Knowing he had only minutes, Brian squinted at the note, attempting to determine the writing beneath the scribbling. He finally could see the words “possible match” and an arrow to the next page. Paper clipped to the page he was reading was a photocopy of an I.D. and what looked like a death certificate.
“Zhou, Timothy” the I.D. read. He was an Asian man, unsmiling in the photo on the I.D. According to the death certificate he had died in 1998. No wonder the coroner had dismissed the match out of hand. Smiling and content with the idea that he had found his ghost, he smiled down at the folder until he heard the elevator whir into life. Fear and panic flooded him like gasoline in an engine and he ripped the paper out of the folder and jammed it in his pocket. He slammed the folder back into the cabinet with maniac strength and slammed the drawer shut. He threw the keys in the general direction of cabinet and fled the room. Reaching inside the pocket on the inner lining of his jacket, he grabbed the small coin whipped the string around his neck. He fumbled with the words Sharice had tought him, and they came out in a heady mumbled rush.
“Freya, you who sit the seat of sorcerery,
Odin Allfather, you who walk the dark branches of Yggdrasil
Grant me your power,
Shield me from my foes
and let me be but a wisp of wind.”
To his absolute terror, nothing happened. The coin sat unresponsive in his palm, and he remained seemingly as solid as ever. The elevator doors opened before his body had gained back enough of his wits to run, and Two figures in black and blue uniforms rushed in. There was an older woman with copper colored hair, and an old gray haired man, flashlight's raised and guns at the ready. Brian held his breath not knowing whether to bolt and risk being shot. But their eyes went right over him without consequence. They looked from side to side and said not a word about him standing stock still, in ski mask and gloves. They began to move cautiously about the hallway peering into rooms, all the while ignoring Brian.
“Dammit! Where the hell did he go?!” Brenda said. Before Brian could do much of anything, she charged toward him, then miraculously, she charged right through him. She ran to the end of the hall peering in room after room. “There's nobody here Frank! He must have gone back up the steps!”

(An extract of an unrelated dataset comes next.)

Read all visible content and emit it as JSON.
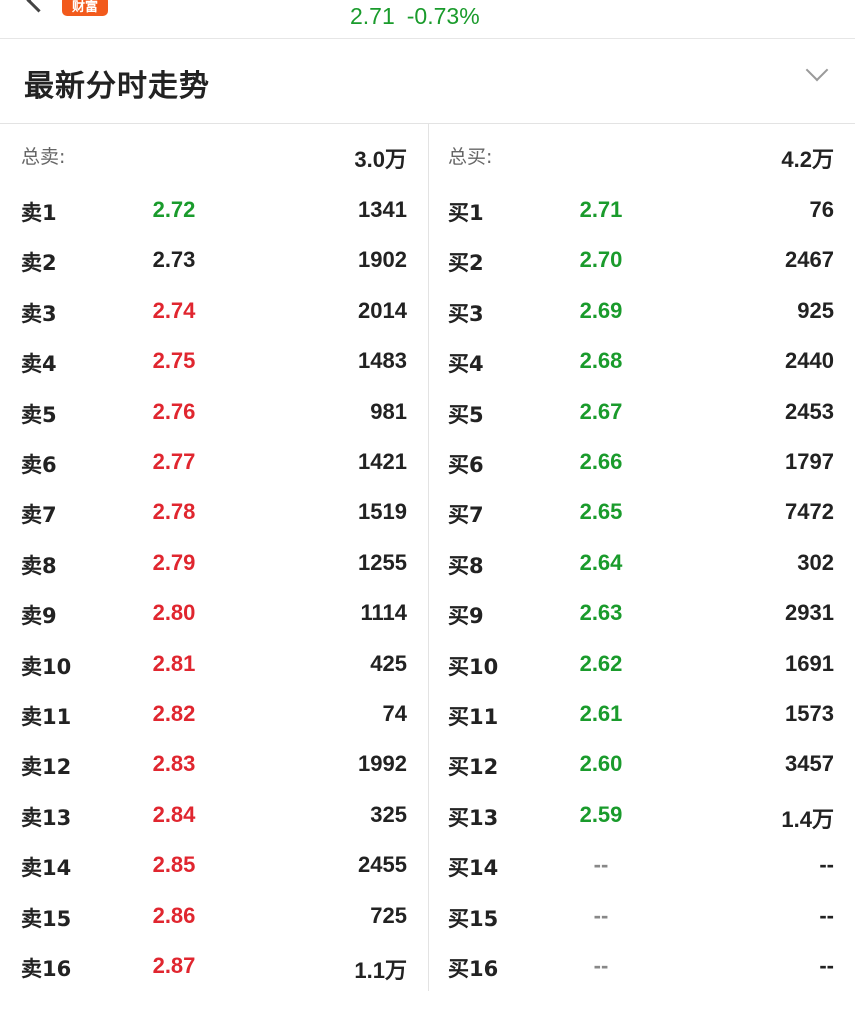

Frank ran through Brian as well and they both made their way through the double doors, leaping over the gurney as they went. Galvanized by relief and joy, Brian's body began to respond again. He ran after the guards, passing through the gurney like mist and through the doors as if they were made of fog. For some reason he could still climb the stairs and he made a run for it, so as to save as much of his intangibility as humanly possible. He made his way back to the top of the stairs, back to the offices and then, without even disturbing the air, through the solid wall out into the freedom of the night. He could see the distant flashes of light as the two guards searched for him, aided by their friend on the camera's who had to have been watching for his escape. He would see nothing however. Brian allowed himself a sly, foxy grin before running off into the night.
A couple of miles and fifteen minutes later, Sharice pulled up to spot of curb outside the O'Hare library. Brian stood and opened the passenger door and slid gratefully in.
“How'd you make out.” Sharice asked looking favorably on the smiling man.
“Like a very literal thief in the night.” With a bit of pride, he slapped the crumpled photocopy into her hand and reclined. “There's your ghost.”
Sharice smiled and slid the paper into her pocket. With a sense of accomplishment like he had never known before, Brian smiled as he was carried off back to the casino.